# [Material for this task]
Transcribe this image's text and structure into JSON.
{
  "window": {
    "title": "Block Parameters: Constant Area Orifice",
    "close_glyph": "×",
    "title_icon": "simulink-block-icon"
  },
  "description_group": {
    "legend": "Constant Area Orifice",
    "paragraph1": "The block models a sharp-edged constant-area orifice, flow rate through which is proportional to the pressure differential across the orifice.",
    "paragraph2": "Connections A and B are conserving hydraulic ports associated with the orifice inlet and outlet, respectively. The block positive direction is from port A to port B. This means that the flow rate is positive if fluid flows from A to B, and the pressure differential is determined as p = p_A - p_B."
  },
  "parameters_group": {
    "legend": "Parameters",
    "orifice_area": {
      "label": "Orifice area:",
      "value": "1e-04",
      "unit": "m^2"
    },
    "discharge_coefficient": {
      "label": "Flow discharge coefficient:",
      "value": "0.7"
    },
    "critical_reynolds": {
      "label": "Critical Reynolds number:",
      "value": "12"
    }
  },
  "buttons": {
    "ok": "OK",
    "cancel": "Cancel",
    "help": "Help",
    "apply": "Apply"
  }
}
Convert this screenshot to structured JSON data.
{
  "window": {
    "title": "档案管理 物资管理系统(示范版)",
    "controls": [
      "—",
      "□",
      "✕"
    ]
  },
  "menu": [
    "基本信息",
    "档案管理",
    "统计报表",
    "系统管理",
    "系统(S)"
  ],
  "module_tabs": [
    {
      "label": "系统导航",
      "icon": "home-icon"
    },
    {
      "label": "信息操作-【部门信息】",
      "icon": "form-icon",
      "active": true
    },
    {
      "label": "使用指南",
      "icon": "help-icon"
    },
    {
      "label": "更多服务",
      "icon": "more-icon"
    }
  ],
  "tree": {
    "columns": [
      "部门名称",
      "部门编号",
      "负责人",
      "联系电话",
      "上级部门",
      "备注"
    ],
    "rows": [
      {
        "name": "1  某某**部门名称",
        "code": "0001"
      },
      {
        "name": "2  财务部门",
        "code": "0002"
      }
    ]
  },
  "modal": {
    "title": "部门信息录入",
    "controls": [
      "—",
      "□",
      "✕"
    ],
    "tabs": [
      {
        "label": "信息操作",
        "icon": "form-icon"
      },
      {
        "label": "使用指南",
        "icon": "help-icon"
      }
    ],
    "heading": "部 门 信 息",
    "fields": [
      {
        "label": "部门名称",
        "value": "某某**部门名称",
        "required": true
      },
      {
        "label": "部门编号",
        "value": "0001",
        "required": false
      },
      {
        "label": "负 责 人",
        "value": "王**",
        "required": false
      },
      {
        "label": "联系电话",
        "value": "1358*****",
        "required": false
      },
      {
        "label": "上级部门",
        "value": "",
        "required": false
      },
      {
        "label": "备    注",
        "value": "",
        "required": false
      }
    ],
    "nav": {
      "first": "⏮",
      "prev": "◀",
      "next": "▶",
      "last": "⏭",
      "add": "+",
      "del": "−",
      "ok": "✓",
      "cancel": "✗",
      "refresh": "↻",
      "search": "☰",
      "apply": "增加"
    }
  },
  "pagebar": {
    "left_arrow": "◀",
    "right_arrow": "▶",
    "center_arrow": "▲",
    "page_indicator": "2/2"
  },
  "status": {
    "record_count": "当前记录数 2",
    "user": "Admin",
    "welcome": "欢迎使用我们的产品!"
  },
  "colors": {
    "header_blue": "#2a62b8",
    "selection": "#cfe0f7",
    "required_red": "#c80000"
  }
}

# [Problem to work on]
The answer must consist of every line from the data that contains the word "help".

# [Reply]
    "help": "Help",
      "icon": "help-icon"
        "icon": "help-icon"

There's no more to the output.